Bradford Nordeen


Over the next four days, I’ll be paying a visit to many of the art fairs that orbit the Armory Show, a yearly offing that has led some folks to brand this New York Art Week. I’ll be reporting back with trends and picks from this epic convention of artists, gallerinas and buyers.

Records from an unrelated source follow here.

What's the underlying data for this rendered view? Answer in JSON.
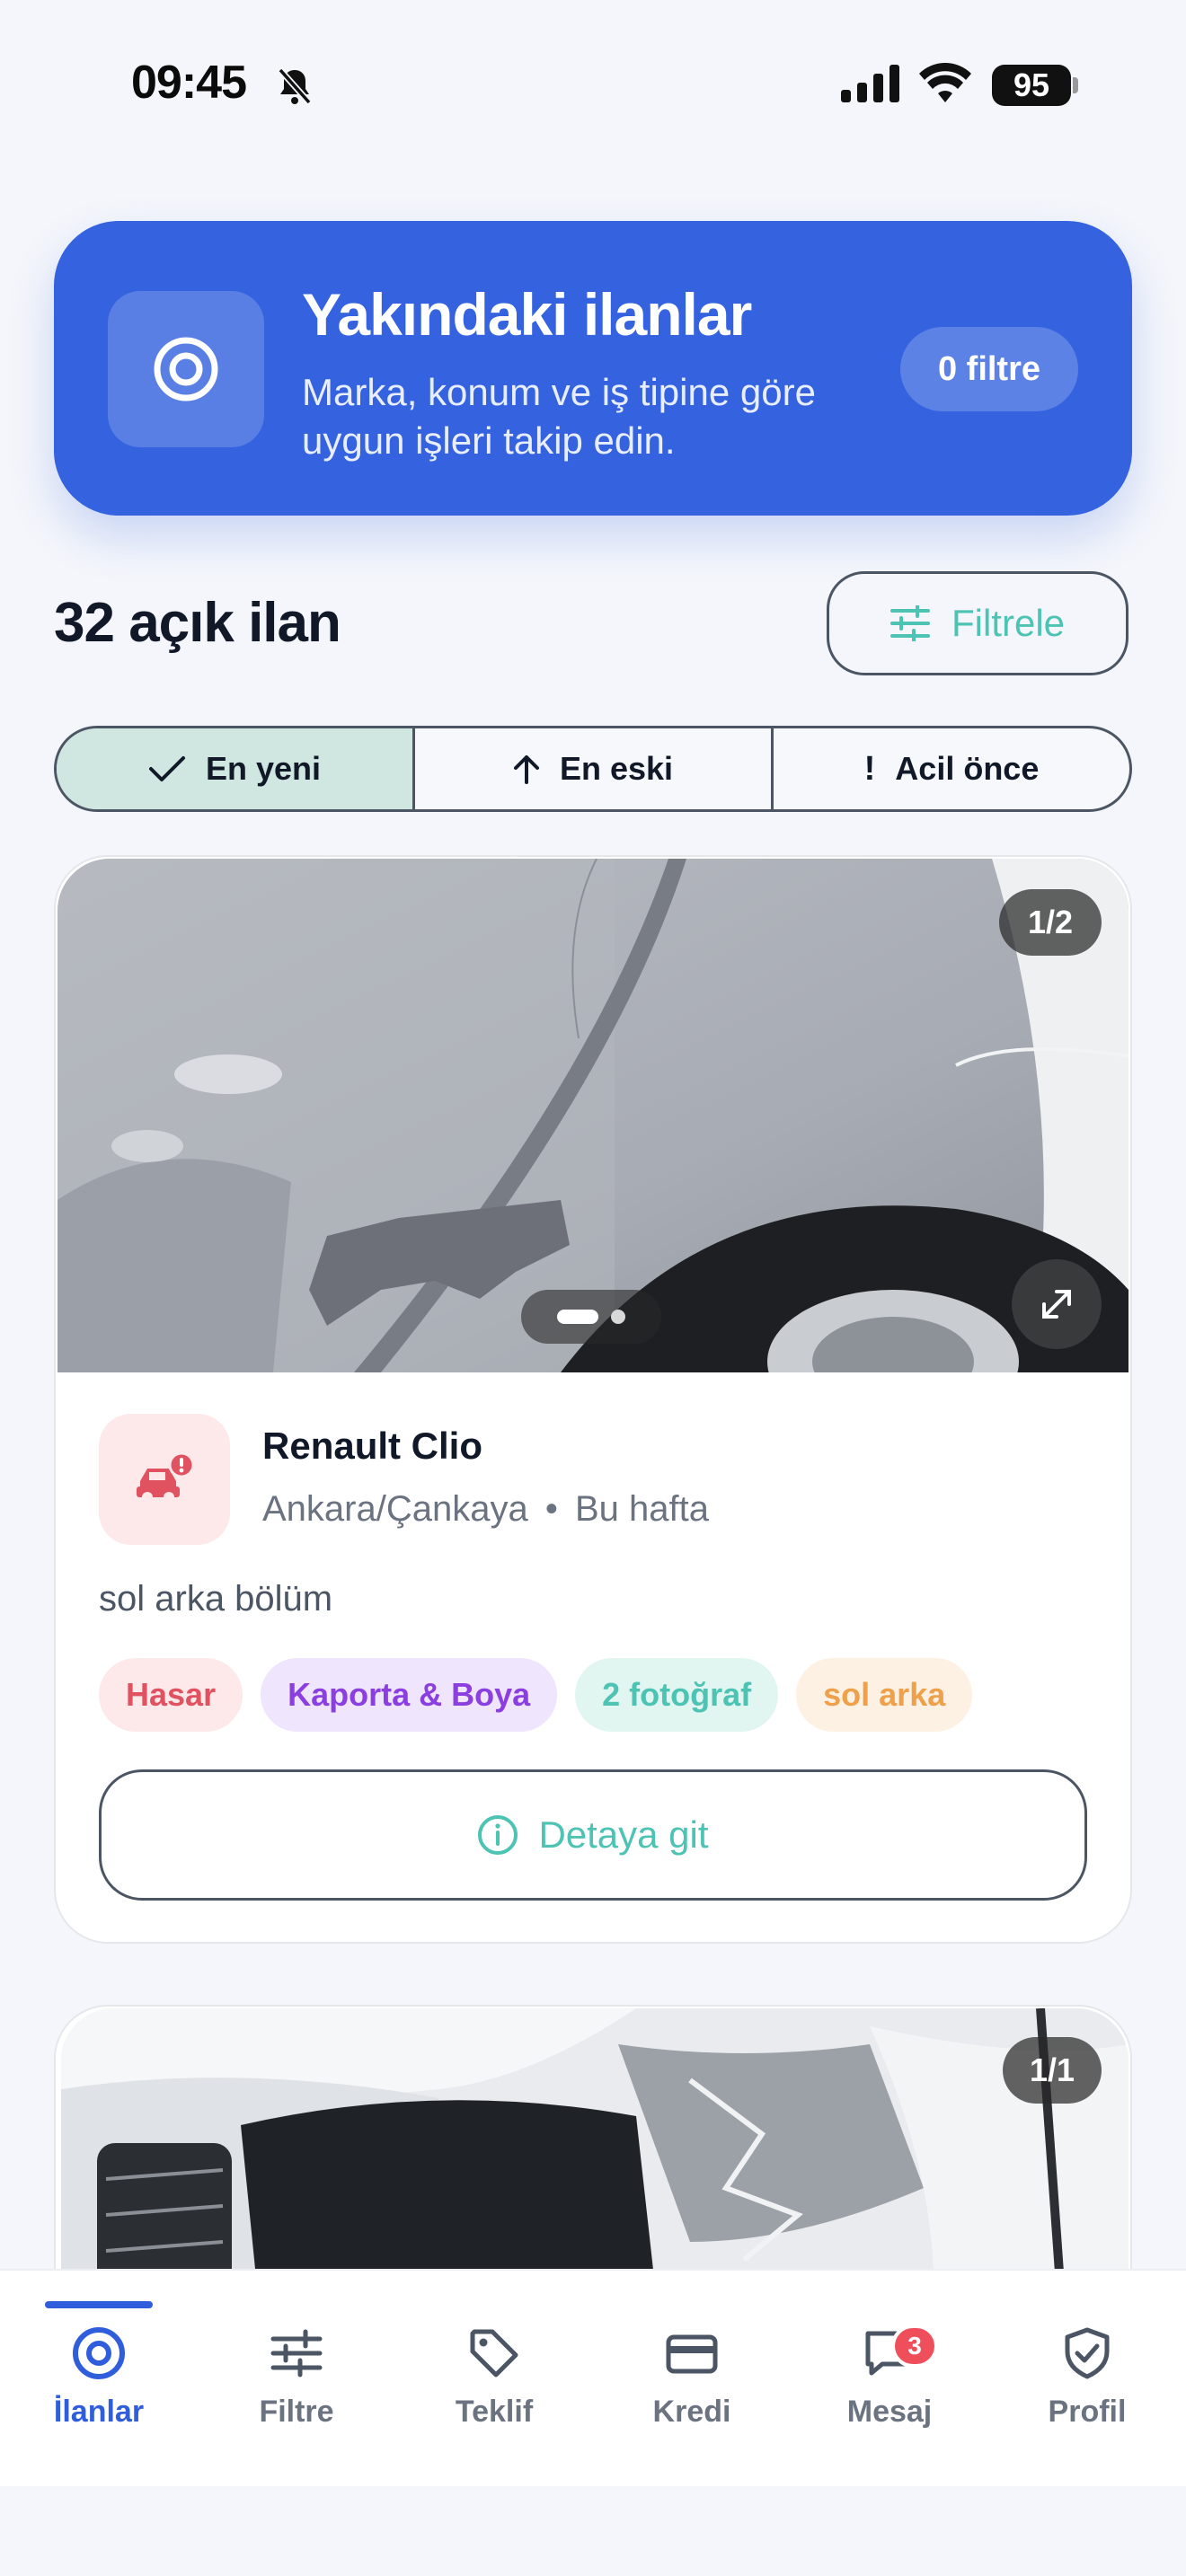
{
  "status_bar": {
    "time": "09:45",
    "battery": "95"
  },
  "banner": {
    "title": "Yakındaki ilanlar",
    "subtitle": "Marka, konum ve iş tipine göre uygun işleri takip edin.",
    "filter_count": "0 filtre",
    "icon": "at-target-icon"
  },
  "listing_header": {
    "count": "32 açık ilan",
    "filter_button": "Filtrele"
  },
  "sort": {
    "options": [
      {
        "label": "En yeni",
        "icon": "check-icon",
        "active": true
      },
      {
        "label": "En eski",
        "icon": "arrow-up-icon",
        "active": false
      },
      {
        "label": "Acil önce",
        "icon": "exclamation-icon",
        "active": false
      }
    ]
  },
  "cards": [
    {
      "photo_counter": "1/2",
      "title": "Renault Clio",
      "location": "Ankara/Çankaya",
      "separator": "•",
      "time": "Bu hafta",
      "description": "sol arka bölüm",
      "tags": [
        "Hasar",
        "Kaporta & Boya",
        "2 fotoğraf",
        "sol arka"
      ],
      "action": "Detaya git"
    },
    {
      "photo_counter": "1/1"
    }
  ],
  "tabbar": {
    "items": [
      {
        "label": "İlanlar",
        "icon": "at-icon",
        "active": true
      },
      {
        "label": "Filtre",
        "icon": "sliders-icon",
        "active": false
      },
      {
        "label": "Teklif",
        "icon": "tag-icon",
        "active": false
      },
      {
        "label": "Kredi",
        "icon": "credit-card-icon",
        "active": false
      },
      {
        "label": "Mesaj",
        "icon": "message-icon",
        "active": false,
        "badge": "3"
      },
      {
        "label": "Profil",
        "icon": "shield-check-icon",
        "active": false
      }
    ]
  },
  "colors": {
    "primary": "#3563e0",
    "accent": "#4cc3b3",
    "danger": "#e05260"
  }
}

From the floors of the Armory to Volta, the Armory’s kid sister; from the video art new-comer Moving Image Fair, to last year’s newbie, The Independent; out of mainstays Pulse and Scope; into Brooklyn for Verge and onto a boat (!) for Fountain fair, count on me for some harsh criticism, choice praise and all the gossip I can muster.

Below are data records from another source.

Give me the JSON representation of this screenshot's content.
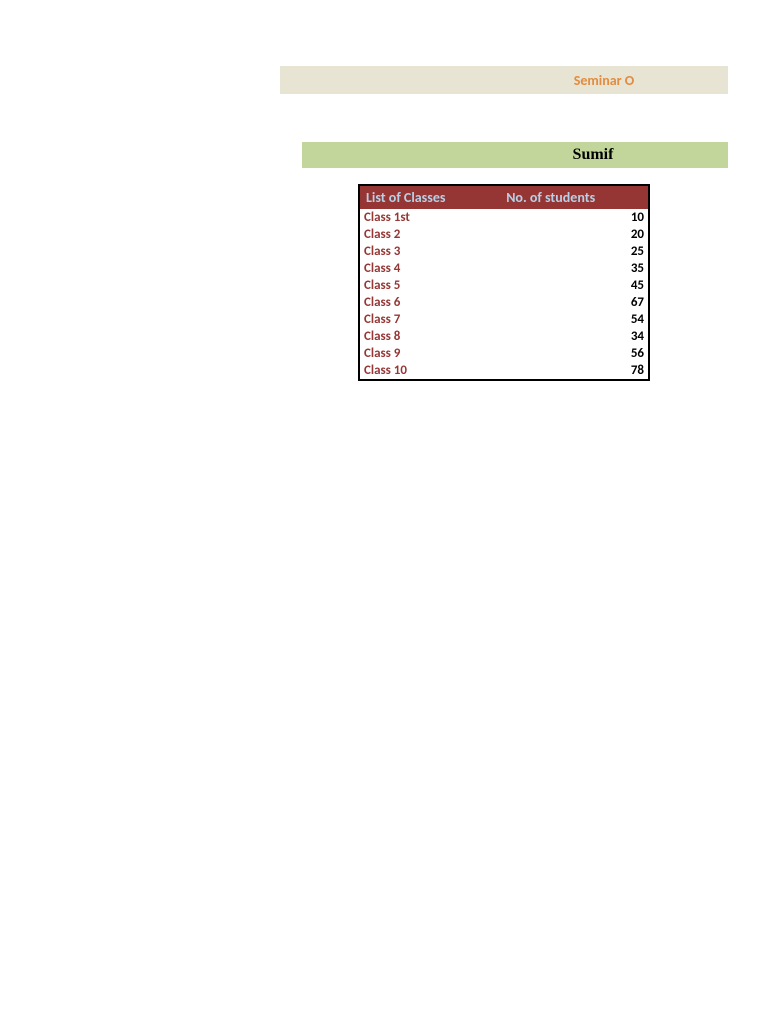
{
  "banner": {
    "top_text": "Seminar O",
    "section_title": "Sumif"
  },
  "table": {
    "headers": {
      "col1": "List of Classes",
      "col2": "No. of students"
    },
    "rows": [
      {
        "class": "Class 1st",
        "students": "10"
      },
      {
        "class": "Class 2",
        "students": "20"
      },
      {
        "class": "Class 3",
        "students": "25"
      },
      {
        "class": "Class 4",
        "students": "35"
      },
      {
        "class": "Class 5",
        "students": "45"
      },
      {
        "class": "Class 6",
        "students": "67"
      },
      {
        "class": "Class 7",
        "students": "54"
      },
      {
        "class": "Class 8",
        "students": "34"
      },
      {
        "class": "Class 9",
        "students": "56"
      },
      {
        "class": "Class 10",
        "students": "78"
      }
    ]
  }
}
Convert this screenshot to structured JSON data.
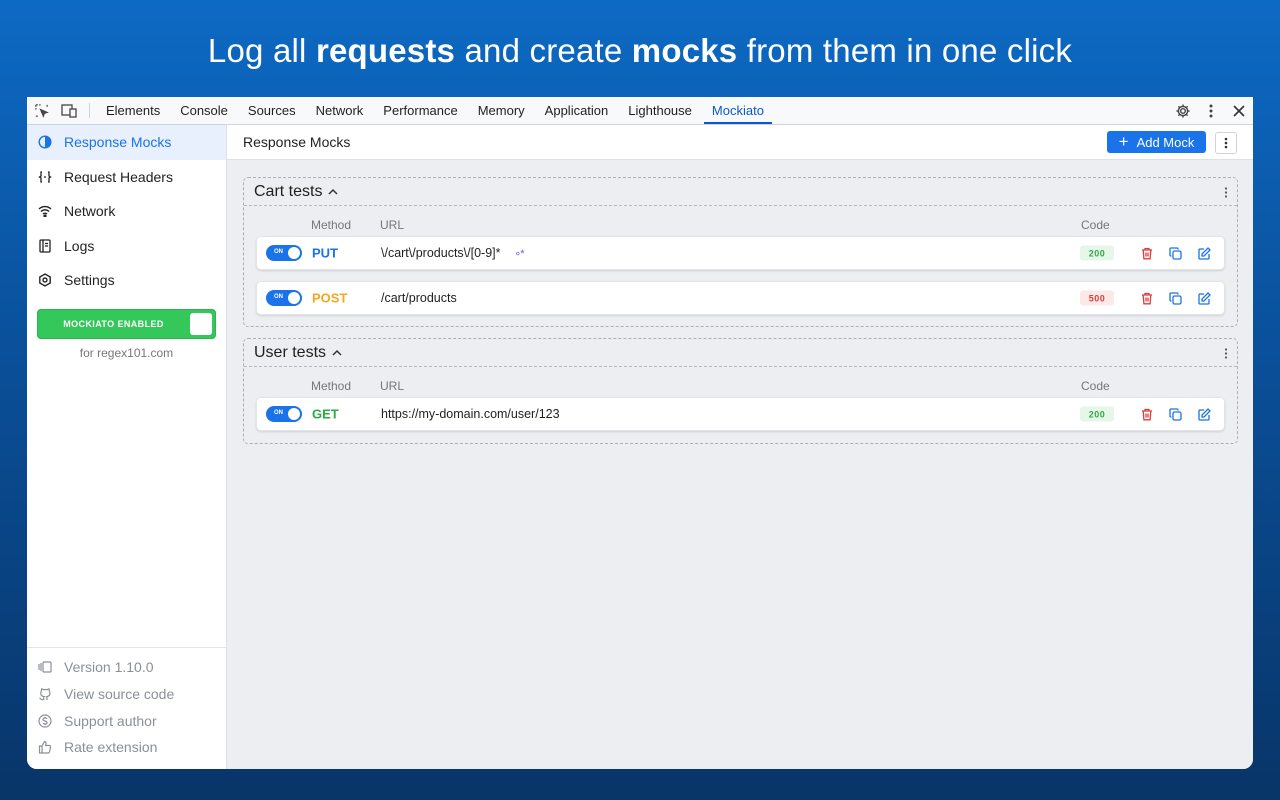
{
  "headline": {
    "part1": "Log all ",
    "bold1": "requests",
    "part2": " and create ",
    "bold2": "mocks",
    "part3": " from them in one click"
  },
  "devtools": {
    "tabs": [
      {
        "label": "Elements",
        "active": false
      },
      {
        "label": "Console",
        "active": false
      },
      {
        "label": "Sources",
        "active": false
      },
      {
        "label": "Network",
        "active": false
      },
      {
        "label": "Performance",
        "active": false
      },
      {
        "label": "Memory",
        "active": false
      },
      {
        "label": "Application",
        "active": false
      },
      {
        "label": "Lighthouse",
        "active": false
      },
      {
        "label": "Mockiato",
        "active": true
      }
    ]
  },
  "sidebar": {
    "items": [
      {
        "label": "Response Mocks",
        "icon": "contrast-icon",
        "active": true
      },
      {
        "label": "Request Headers",
        "icon": "braces-icon",
        "active": false
      },
      {
        "label": "Network",
        "icon": "wifi-icon",
        "active": false
      },
      {
        "label": "Logs",
        "icon": "log-icon",
        "active": false
      },
      {
        "label": "Settings",
        "icon": "settings-icon",
        "active": false
      }
    ],
    "enabled_label": "MOCKIATO ENABLED",
    "domain_text": "for regex101.com",
    "footer": [
      {
        "label": "Version 1.10.0",
        "icon": "version-icon"
      },
      {
        "label": "View source code",
        "icon": "github-icon"
      },
      {
        "label": "Support author",
        "icon": "dollar-icon"
      },
      {
        "label": "Rate extension",
        "icon": "thumbs-up-icon"
      }
    ]
  },
  "content": {
    "title": "Response Mocks",
    "add_label": "Add Mock",
    "columns": {
      "method": "Method",
      "url": "URL",
      "code": "Code"
    },
    "groups": [
      {
        "title": "Cart tests",
        "mocks": [
          {
            "toggle": "ON",
            "method": "PUT",
            "url": "\\/cart\\/products\\/[0-9]*",
            "regex": true,
            "code": "200"
          },
          {
            "toggle": "ON",
            "method": "POST",
            "url": "/cart/products",
            "regex": false,
            "code": "500"
          }
        ]
      },
      {
        "title": "User tests",
        "mocks": [
          {
            "toggle": "ON",
            "method": "GET",
            "url": "https://my-domain.com/user/123",
            "regex": false,
            "code": "200"
          }
        ]
      }
    ]
  },
  "colors": {
    "accent": "#1a73e8",
    "put": "#1a73e8",
    "post": "#f5a623",
    "get": "#2eaa44",
    "code_ok_bg": "#e6f6e9",
    "code_ok_fg": "#2eaa44",
    "code_err_bg": "#fde8e8",
    "code_err_fg": "#e03b3b",
    "enabled_green": "#34c759"
  }
}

The week commenced quietly with a “mini art fair” that showcases the “accessible & impressive.” Opening two days before the Armory, the small and dependable Bowery-based Zürcher Studio, collaborated with six other galleries (Audio Visual Arts, Feature Inc., The Journal Gallery, The Proposition, Parker’s Box, and Stephan Stoyanov Gallery) to compose Salon Zürcher, “for those who feel they are missing out on visiting the individual gallery amongst the whirlwind…of the Armory Show.” The bi-national Zürcher Studio has always struck me as defiantly European, a breath of fresh (Parisian) air when confronted with New York’s propensity for white cube galleries – from Zürcher’s use of their exposed wood flooring to the open-door office space – out of which amiable co-founder Gwenolee Zürcher typically pours. So it is sad that Salon Zürcher doesn’t follow these leanings. Instead, they build the same old art fair cubicles to sort out their guests. Zürcher’s fascinating roster gets caught in the clutter of their cramped install.  Brian Belott’s vibrant works come off one-note when confronted with John Hodany’s not-similar-enough large figurative seal painting “Venus in Antarctica, 2010.”  A wall of David Lefebvre’s concise and gloppy oil paintings lurk beneath a dissonant work by Esther Tielemans. I know, I know… it’s a salon, but really.

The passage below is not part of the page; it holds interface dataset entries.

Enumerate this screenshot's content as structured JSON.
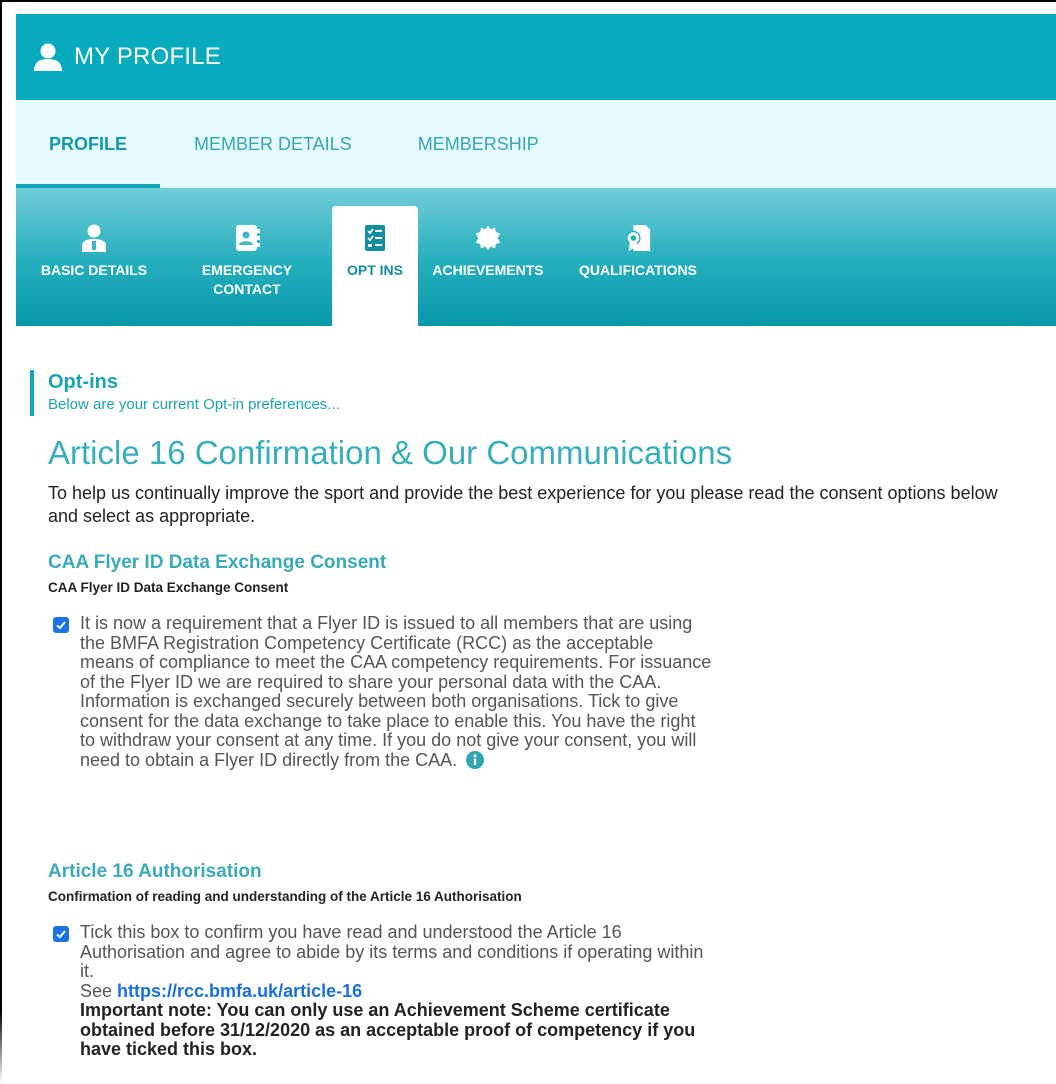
{
  "header": {
    "title": "MY PROFILE",
    "icon": "user-icon"
  },
  "main_tabs": [
    {
      "label": "PROFILE",
      "active": true
    },
    {
      "label": "MEMBER DETAILS",
      "active": false
    },
    {
      "label": "MEMBERSHIP",
      "active": false
    }
  ],
  "sub_tabs": [
    {
      "label": "BASIC DETAILS",
      "icon": "person-badge-icon"
    },
    {
      "label": "EMERGENCY CONTACT",
      "line1": "EMERGENCY",
      "line2": "CONTACT",
      "icon": "contact-book-icon"
    },
    {
      "label": "OPT INS",
      "icon": "checklist-icon",
      "active": true
    },
    {
      "label": "ACHIEVEMENTS",
      "icon": "seal-badge-icon"
    },
    {
      "label": "QUALIFICATIONS",
      "icon": "certificate-icon"
    }
  ],
  "section": {
    "title": "Opt-ins",
    "subtitle": "Below are your current Opt-in preferences..."
  },
  "article": {
    "title": "Article 16 Confirmation & Our Communications",
    "intro": "To help us continually improve the sport and provide the best experience for you please read the consent options below and select as appropriate."
  },
  "consents": [
    {
      "title": "CAA Flyer ID Data Exchange Consent",
      "subtitle": "CAA Flyer ID Data Exchange Consent",
      "checked": true,
      "text": "It is now a requirement that a Flyer ID is issued to all members that are using the BMFA Registration Competency Certificate (RCC) as the acceptable means of compliance to meet the CAA competency requirements. For issuance of the Flyer ID we are required to share your personal data with the CAA. Information is exchanged securely between both organisations. Tick to give consent for the data exchange to take place to enable this. You have the right to withdraw your consent at any time. If you do not give your consent, you will need to obtain a Flyer ID directly from the CAA."
    },
    {
      "title": "Article 16 Authorisation",
      "subtitle": "Confirmation of reading and understanding of the Article 16 Authorisation",
      "checked": true,
      "text": "Tick this box to confirm you have read and understood the Article 16 Authorisation and agree to abide by its terms and conditions if operating within it.",
      "see_prefix": "See",
      "link": "https://rcc.bmfa.uk/article-16",
      "note": "Important note: You can only use an Achievement Scheme certificate obtained before 31/12/2020 as an acceptable proof of competency if you have ticked this box."
    }
  ],
  "colors": {
    "header": "#07abbd",
    "tab_bar": "#e4fafc",
    "accent": "#1aa3b4",
    "checkbox": "#1a73e8"
  }
}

Elsewhere, the art is a mixed bag. Stephan Stoyanov Gallery presents Jeff Gibson’s Asylum, 2010, typographic works on paper, definitions that get the viewer in the mood for the week to come.  “Stainless Zeal” reads one, “an insincere enthusiasm leaving no impression.” Black and red text, white paper on white frames, the install makes a striking visual statement – but it turns out it’s the statements that are the problem. The more time I gave Asylum, the more these pieces digressed into mere puns. A confusing installation at Parker’s Box pits two small projections against one another, two non-related video works are trained in such close proximity that I mistook it for a 2-channel. Audio Visual Arts (AVA) easily steals the show with their sound-heavy installation. A marbleized Seth Price record, Honesty, spins on a Vestax turntable and, on an opposite wall, a metal device offers an array of sound compositions – Marina Rosenfeld’s I Love You Man, 2009 alongside Delia Derbyshire’s gorgeous Dreams / Colour, 1964. The channels of the small metal box, which reminds of a front door intercom, are open ports for the singular headphones set. Pull out from one drone work and plug into Kathy Acker’s 1980 reading of I Was Walking Down The Street. Swap that out for Judy Dunaway’s For A Chorus of Balloons, 2000, which, yes, is exactly what it sounds like, and you’ve really got yourself some real dissonance!

Stay tuned tomorrow for The Armory and Volta!